Work request: Text in the records must be reproduced exactly, and pictures must be skipped.

Task inputs:
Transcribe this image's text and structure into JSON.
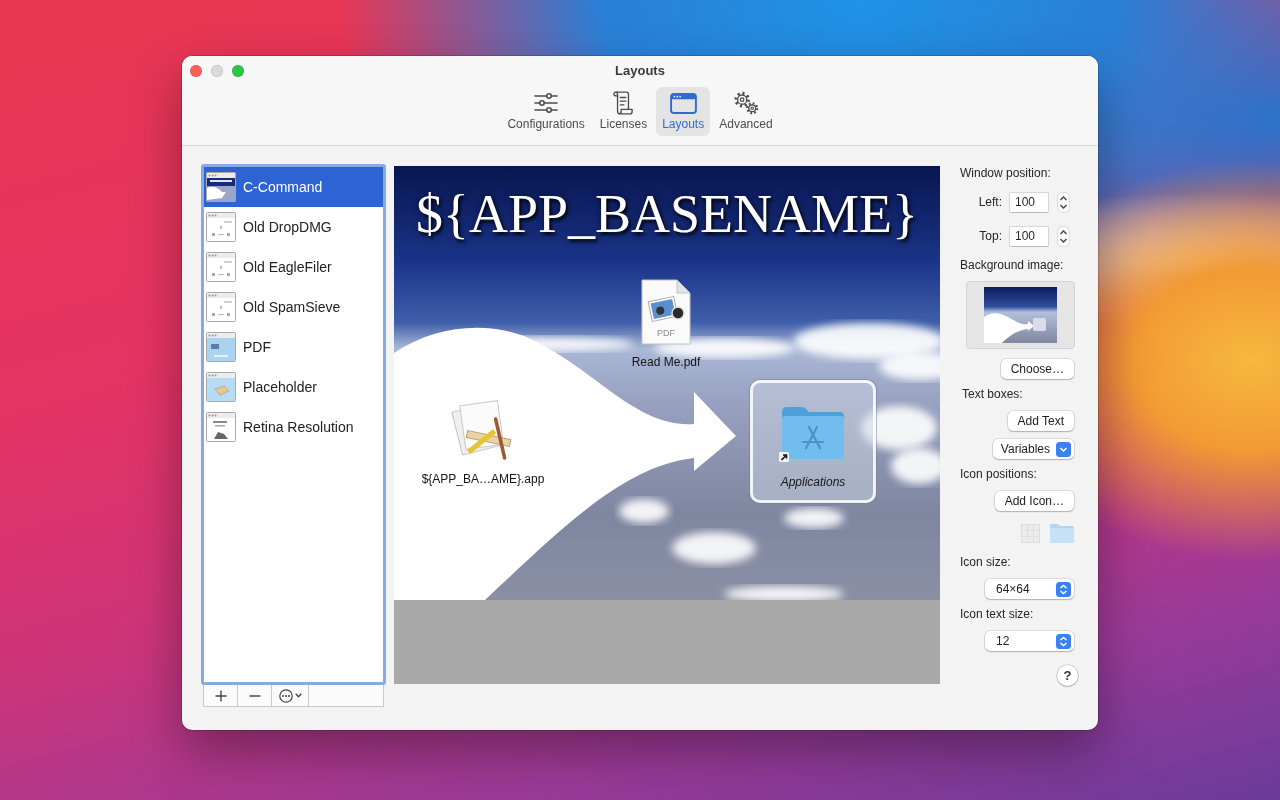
{
  "window": {
    "title": "Layouts",
    "buttons": [
      {
        "kind": "close",
        "disabled": false
      },
      {
        "kind": "minimize",
        "disabled": true
      },
      {
        "kind": "zoom",
        "disabled": false
      }
    ]
  },
  "toolbar": [
    {
      "kind": "sliders",
      "label": "Configurations",
      "selected": false
    },
    {
      "kind": "scroll",
      "label": "Licenses",
      "selected": false
    },
    {
      "kind": "window",
      "label": "Layouts",
      "selected": true
    },
    {
      "kind": "gears",
      "label": "Advanced",
      "selected": false
    }
  ],
  "layouts": {
    "focused": true,
    "items": [
      {
        "name": "C-Command",
        "kind": "dark",
        "selected": true
      },
      {
        "name": "Old DropDMG",
        "kind": "plain",
        "selected": false
      },
      {
        "name": "Old EagleFiler",
        "kind": "plain",
        "selected": false
      },
      {
        "name": "Old SpamSieve",
        "kind": "plain",
        "selected": false
      },
      {
        "name": "PDF",
        "kind": "sky",
        "selected": false
      },
      {
        "name": "Placeholder",
        "kind": "parcel",
        "selected": false
      },
      {
        "name": "Retina Resolution",
        "kind": "text",
        "selected": false
      }
    ]
  },
  "preview": {
    "title": "${APP_BASENAME}",
    "icons": [
      {
        "kind": "pdf",
        "badge": "PDF",
        "label": "Read Me.pdf",
        "alias": false,
        "selected": false
      },
      {
        "kind": "app",
        "label": "${APP_BA…AME}.app",
        "alias": false,
        "selected": false
      },
      {
        "kind": "folder",
        "label": "Applications",
        "alias": true,
        "selected": true
      }
    ]
  },
  "settings": {
    "window_position": {
      "label": "Window position:",
      "left": {
        "label": "Left:",
        "value": "100"
      },
      "top": {
        "label": "Top:",
        "value": "100"
      }
    },
    "background_image": {
      "label": "Background image:",
      "button": "Choose…"
    },
    "text_boxes": {
      "label": "Text boxes:",
      "button": "Add Text",
      "popup": "Variables"
    },
    "icon_positions": {
      "label": "Icon positions:",
      "button": "Add Icon…"
    },
    "icon_size": {
      "label": "Icon size:",
      "value": "64×64"
    },
    "icon_text_size": {
      "label": "Icon text size:",
      "value": "12"
    },
    "help": "?"
  }
}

Response area:
Transcribe this image's text and structure into JSON.
{
  "window": {
    "title": "Layouts",
    "buttons": [
      {
        "kind": "close",
        "disabled": false
      },
      {
        "kind": "minimize",
        "disabled": true
      },
      {
        "kind": "zoom",
        "disabled": false
      }
    ]
  },
  "toolbar": [
    {
      "kind": "sliders",
      "label": "Configurations",
      "selected": false
    },
    {
      "kind": "scroll",
      "label": "Licenses",
      "selected": false
    },
    {
      "kind": "window",
      "label": "Layouts",
      "selected": true
    },
    {
      "kind": "gears",
      "label": "Advanced",
      "selected": false
    }
  ],
  "layouts": {
    "focused": true,
    "items": [
      {
        "name": "C-Command",
        "kind": "dark",
        "selected": true
      },
      {
        "name": "Old DropDMG",
        "kind": "plain",
        "selected": false
      },
      {
        "name": "Old EagleFiler",
        "kind": "plain",
        "selected": false
      },
      {
        "name": "Old SpamSieve",
        "kind": "plain",
        "selected": false
      },
      {
        "name": "PDF",
        "kind": "sky",
        "selected": false
      },
      {
        "name": "Placeholder",
        "kind": "parcel",
        "selected": false
      },
      {
        "name": "Retina Resolution",
        "kind": "text",
        "selected": false
      }
    ]
  },
  "preview": {
    "title": "${APP_BASENAME}",
    "icons": [
      {
        "kind": "pdf",
        "badge": "PDF",
        "label": "Read Me.pdf",
        "alias": false,
        "selected": false
      },
      {
        "kind": "app",
        "label": "${APP_BA…AME}.app",
        "alias": false,
        "selected": false
      },
      {
        "kind": "folder",
        "label": "Applications",
        "alias": true,
        "selected": true
      }
    ]
  },
  "settings": {
    "window_position": {
      "label": "Window position:",
      "left": {
        "label": "Left:",
        "value": "100"
      },
      "top": {
        "label": "Top:",
        "value": "100"
      }
    },
    "background_image": {
      "label": "Background image:",
      "button": "Choose…"
    },
    "text_boxes": {
      "label": "Text boxes:",
      "button": "Add Text",
      "popup": "Variables"
    },
    "icon_positions": {
      "label": "Icon positions:",
      "button": "Add Icon…"
    },
    "icon_size": {
      "label": "Icon size:",
      "value": "64×64"
    },
    "icon_text_size": {
      "label": "Icon text size:",
      "value": "12"
    },
    "help": "?"
  }
}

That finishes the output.